The knowledge adaption pathways describe the track how managerial distinctions emerge to knowledge adaption. The knowledge augmentation pathways describe the way to the augmentation of knowledge and the third track describes how it happens that uncommon knowledge is not used. In the knowledge adaption pathways executives consider knowledge as most important for operational efficiency.
They believe it’s hard to obtain from external sources and they have confidence in their own knowledge but limited trust in workers’ knowledge. They are scan-ning intensively for knowledge and personally they had a greater share in knowledge work. Firms on that pathway are adapting knowledge and come more likely to an incremental development. In contrast described before in the knowledge augmentation pathways leaders have a strong confidence on own knowledge, on workers capabilities and they believe their know-ledge is distinctive and hard to imitate for competitors. Therefore they are scanning pro-actively and engaging others to knowledge work.
These companies use uncommon know-ledge through augmentation. Radical innovations are more likely in those companies. On the path for no uncommon knowledge use the executives contribute knowledge mostly to raise customer’s responsiveness. They have low confidence in company’s knowledge, their own and in workers’ knowledge. Through low and infrequent scanning activity they reduce the information available and therefore they avoid uncommon knowledge usage. Companies on that path are less cost efficient than companies on the paths described before. (2) Strengths and weaknesses of the methodological approach In general the study appears consistent and methodologically well done. While interpreting participants the authors included quotations (‘in vivo’ codes) of the respondents in the paper to underline their interpretations. For “member checking” they organized two group discussions with executives to verify the findings.
They had a grounded theory approach. Starting from the interviews they developed inductively the model. In a quite good manner they developed graphics illustrating their model which make the study easier comprehensible for outsiders. It could be criticized that the authors did not reveal their bias and research background to the topic. In 2006 Nag published his dissertation with the title “From common to uncommon knowledge: An investigation into the socio-cognitive foundations of inter-firm heterogeneity in the use of knowledge as a resource”. Gioia was the chair of the dissertation committee.
The dissertation had the same study population from the foundry industry with partially identical interviewees. In that dissertation more and less detailed sketches of the model in the current paper were presented. Against this backdrop the inductive approach could be suspected. It is more likely that there already existed some detailed ideas how the outcome could look like. Maybe here is the reason why the authors presented the literature review in the beginning which is unusual for an inductive approach. But nevertheless the developed model seems to be fully founded in the data. It could be mentioned more clearly when actually common knowledge becomes uncommon knowledge.

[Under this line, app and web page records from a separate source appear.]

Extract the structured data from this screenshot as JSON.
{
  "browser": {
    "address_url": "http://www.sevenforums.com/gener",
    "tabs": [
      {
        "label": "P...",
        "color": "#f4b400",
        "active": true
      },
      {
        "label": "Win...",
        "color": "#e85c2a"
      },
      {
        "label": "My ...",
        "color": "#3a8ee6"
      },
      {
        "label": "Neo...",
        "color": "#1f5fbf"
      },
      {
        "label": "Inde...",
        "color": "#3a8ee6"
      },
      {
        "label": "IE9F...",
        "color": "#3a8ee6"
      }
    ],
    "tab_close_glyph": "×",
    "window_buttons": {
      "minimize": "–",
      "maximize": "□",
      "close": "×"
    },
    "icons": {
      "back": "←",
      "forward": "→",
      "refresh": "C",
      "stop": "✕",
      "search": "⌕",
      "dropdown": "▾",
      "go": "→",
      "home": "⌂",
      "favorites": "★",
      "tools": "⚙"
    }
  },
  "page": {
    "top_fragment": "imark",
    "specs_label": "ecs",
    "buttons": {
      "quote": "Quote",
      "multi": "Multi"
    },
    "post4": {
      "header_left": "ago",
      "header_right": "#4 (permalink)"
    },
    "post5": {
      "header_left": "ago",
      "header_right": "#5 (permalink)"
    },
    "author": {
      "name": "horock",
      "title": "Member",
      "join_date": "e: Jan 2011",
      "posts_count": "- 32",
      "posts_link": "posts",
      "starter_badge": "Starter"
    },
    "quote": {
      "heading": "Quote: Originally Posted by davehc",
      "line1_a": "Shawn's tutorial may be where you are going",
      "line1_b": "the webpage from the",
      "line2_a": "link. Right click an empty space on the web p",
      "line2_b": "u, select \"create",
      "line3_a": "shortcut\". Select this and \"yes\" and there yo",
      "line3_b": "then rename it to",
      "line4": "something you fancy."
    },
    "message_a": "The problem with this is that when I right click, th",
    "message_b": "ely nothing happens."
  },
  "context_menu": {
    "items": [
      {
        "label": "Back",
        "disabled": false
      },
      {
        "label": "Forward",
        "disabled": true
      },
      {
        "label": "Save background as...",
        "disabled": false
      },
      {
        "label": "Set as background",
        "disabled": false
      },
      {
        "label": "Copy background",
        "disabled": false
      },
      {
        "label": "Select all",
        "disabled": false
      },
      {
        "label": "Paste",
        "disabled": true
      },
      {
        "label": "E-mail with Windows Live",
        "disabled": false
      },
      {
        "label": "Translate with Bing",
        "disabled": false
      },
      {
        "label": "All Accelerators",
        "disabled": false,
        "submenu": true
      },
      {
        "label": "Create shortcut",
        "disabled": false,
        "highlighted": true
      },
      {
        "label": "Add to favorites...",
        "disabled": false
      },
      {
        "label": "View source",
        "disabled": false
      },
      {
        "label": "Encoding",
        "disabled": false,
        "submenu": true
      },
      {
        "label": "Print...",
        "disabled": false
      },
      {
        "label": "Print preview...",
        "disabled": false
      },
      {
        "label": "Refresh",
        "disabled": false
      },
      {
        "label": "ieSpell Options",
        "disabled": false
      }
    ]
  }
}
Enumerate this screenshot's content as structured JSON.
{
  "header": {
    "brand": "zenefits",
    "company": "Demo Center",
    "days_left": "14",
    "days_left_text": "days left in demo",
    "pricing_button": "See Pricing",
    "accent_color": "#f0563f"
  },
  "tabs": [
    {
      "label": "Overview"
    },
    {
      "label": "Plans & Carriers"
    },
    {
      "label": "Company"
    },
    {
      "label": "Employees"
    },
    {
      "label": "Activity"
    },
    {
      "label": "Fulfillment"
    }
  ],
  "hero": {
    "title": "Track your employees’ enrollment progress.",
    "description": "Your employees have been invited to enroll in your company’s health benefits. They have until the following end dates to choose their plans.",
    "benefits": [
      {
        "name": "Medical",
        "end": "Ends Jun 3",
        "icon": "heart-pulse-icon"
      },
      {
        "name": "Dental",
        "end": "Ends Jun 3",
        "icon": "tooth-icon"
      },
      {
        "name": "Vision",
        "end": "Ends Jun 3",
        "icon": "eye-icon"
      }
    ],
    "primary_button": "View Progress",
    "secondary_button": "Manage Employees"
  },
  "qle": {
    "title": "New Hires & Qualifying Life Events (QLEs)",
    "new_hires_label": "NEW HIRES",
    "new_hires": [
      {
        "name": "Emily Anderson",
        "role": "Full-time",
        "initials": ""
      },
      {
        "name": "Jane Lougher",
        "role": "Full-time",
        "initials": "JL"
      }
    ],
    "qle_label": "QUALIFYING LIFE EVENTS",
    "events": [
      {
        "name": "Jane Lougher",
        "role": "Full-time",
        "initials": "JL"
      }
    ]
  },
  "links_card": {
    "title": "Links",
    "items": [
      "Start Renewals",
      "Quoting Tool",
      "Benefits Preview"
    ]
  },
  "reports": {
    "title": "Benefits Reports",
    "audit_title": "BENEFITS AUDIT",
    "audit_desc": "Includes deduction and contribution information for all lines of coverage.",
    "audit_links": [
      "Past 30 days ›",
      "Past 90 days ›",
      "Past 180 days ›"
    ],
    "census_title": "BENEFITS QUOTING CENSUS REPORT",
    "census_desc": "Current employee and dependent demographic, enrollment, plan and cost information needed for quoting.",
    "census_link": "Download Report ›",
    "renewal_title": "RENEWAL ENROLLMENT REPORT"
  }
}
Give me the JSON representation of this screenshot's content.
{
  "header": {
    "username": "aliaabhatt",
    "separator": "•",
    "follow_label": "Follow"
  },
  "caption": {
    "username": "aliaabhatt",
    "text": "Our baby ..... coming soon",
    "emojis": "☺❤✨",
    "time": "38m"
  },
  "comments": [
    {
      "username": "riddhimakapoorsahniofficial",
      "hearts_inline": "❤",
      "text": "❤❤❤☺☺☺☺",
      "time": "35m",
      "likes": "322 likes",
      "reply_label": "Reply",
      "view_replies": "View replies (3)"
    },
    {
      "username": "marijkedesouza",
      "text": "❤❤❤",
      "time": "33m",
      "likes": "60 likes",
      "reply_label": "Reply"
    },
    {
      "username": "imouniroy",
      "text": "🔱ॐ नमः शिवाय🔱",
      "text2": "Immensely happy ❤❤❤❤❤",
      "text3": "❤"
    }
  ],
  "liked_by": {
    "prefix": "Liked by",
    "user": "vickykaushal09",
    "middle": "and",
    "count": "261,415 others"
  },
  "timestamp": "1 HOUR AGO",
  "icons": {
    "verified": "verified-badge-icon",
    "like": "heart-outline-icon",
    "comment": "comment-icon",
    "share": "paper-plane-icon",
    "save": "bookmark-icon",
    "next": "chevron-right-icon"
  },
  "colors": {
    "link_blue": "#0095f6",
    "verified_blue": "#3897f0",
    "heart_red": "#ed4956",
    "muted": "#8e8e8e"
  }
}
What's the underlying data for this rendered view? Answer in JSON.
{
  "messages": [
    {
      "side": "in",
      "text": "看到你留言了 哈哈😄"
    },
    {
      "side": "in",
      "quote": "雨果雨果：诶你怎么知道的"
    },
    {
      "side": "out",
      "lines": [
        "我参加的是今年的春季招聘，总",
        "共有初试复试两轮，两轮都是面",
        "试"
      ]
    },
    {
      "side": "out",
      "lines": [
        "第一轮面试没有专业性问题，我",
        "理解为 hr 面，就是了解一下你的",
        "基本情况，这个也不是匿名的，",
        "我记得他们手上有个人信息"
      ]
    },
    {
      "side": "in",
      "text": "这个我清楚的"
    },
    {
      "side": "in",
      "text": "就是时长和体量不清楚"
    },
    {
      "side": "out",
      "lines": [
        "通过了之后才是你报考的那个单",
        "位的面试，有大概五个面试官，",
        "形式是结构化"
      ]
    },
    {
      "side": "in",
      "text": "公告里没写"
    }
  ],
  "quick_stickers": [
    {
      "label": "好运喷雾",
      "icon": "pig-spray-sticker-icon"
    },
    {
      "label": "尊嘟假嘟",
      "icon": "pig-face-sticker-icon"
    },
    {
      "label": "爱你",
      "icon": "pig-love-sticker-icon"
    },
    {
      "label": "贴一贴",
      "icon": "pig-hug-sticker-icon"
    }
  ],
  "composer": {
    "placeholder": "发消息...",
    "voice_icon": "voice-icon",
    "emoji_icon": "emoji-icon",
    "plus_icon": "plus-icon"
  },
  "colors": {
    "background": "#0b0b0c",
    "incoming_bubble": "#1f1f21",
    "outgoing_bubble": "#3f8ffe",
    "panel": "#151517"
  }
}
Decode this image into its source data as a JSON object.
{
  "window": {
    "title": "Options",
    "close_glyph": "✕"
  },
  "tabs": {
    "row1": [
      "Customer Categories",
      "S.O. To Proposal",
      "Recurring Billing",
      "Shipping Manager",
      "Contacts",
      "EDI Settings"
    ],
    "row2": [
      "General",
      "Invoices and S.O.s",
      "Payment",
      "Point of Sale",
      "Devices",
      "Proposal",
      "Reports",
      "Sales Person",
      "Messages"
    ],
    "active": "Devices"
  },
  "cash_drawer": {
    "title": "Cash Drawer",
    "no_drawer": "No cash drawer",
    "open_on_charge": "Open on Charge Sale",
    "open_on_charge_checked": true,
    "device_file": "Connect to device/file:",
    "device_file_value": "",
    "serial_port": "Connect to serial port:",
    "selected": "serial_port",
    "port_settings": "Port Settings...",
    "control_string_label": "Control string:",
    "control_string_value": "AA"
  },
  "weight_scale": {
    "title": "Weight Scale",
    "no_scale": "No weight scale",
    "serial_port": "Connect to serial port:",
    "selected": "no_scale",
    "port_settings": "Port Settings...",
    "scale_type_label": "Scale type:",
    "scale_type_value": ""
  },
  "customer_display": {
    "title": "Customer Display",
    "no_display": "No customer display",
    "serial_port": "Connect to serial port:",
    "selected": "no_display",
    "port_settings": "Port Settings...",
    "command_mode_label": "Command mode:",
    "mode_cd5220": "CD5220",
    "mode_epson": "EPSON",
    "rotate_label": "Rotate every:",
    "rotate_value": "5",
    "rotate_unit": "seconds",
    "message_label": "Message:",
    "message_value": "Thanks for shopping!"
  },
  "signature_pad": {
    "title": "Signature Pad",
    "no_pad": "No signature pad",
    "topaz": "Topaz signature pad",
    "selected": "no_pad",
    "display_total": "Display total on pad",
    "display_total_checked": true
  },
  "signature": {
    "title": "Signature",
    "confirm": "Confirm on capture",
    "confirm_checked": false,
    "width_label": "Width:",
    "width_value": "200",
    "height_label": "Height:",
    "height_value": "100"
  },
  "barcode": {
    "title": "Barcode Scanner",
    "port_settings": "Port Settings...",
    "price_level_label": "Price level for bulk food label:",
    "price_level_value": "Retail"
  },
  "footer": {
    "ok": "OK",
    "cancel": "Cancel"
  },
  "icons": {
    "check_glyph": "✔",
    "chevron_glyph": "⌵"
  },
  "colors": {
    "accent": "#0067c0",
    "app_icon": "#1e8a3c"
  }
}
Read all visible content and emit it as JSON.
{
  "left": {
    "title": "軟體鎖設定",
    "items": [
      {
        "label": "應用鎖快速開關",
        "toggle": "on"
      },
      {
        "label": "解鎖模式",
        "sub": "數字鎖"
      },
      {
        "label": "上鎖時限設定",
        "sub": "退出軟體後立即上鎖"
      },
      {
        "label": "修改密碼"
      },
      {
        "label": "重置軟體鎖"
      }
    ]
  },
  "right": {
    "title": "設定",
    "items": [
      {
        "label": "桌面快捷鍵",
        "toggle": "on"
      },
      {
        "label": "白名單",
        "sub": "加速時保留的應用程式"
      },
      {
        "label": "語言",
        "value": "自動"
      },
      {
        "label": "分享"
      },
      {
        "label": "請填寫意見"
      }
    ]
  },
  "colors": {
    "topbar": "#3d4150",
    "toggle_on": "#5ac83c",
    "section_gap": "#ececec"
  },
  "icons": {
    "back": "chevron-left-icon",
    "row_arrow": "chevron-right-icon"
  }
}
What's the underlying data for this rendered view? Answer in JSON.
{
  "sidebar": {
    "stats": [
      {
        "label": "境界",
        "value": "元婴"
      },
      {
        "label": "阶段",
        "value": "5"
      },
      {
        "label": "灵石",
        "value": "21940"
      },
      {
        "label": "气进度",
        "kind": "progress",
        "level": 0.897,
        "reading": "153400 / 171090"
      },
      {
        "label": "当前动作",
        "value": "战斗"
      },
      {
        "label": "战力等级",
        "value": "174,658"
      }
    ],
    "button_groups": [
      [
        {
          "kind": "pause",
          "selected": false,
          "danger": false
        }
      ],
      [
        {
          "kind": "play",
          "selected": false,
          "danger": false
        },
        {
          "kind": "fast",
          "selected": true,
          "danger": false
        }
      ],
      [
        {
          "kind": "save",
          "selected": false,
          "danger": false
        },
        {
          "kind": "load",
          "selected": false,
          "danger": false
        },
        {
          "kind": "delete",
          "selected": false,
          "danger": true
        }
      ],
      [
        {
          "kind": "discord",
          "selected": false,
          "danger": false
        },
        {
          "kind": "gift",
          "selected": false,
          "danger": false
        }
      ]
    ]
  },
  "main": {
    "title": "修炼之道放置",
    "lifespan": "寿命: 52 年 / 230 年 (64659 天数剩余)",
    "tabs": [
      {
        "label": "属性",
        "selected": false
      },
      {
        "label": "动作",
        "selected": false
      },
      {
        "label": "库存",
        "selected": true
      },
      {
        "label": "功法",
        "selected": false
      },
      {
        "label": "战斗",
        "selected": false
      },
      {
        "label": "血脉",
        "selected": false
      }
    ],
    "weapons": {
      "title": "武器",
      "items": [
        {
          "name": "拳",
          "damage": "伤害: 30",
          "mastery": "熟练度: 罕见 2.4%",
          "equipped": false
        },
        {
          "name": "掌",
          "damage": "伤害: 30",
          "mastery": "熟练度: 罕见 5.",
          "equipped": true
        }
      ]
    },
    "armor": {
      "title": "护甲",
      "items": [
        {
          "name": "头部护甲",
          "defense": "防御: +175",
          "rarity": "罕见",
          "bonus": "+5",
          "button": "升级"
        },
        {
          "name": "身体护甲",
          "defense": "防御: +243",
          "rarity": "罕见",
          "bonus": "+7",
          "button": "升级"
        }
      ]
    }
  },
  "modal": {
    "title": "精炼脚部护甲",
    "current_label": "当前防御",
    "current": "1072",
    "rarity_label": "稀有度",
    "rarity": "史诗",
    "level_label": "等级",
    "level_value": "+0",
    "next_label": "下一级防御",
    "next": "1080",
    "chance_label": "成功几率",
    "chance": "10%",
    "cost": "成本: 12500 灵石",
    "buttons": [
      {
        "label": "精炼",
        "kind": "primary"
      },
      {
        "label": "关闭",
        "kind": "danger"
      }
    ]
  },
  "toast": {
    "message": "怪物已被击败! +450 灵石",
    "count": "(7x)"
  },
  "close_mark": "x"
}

The kind of knowledge which is spoken about is not clear enough. For example in the dimension knowledge schemes there are mentioned market insights as well as technological insights. But concurrent the dimension uncommon knowledge usage is all about technological and process effectiveness issues. Furthermore following there are detailed critiques concerning the sampling and the interviews. Sampling
The study population like chosen in the study is well defined and concrete: Firms belong with the same industry Saturated industry with a lot of established common knowledge (=same basis) and where uncommon knowledge is the way to compete Foundries have a comparable (low) complexity (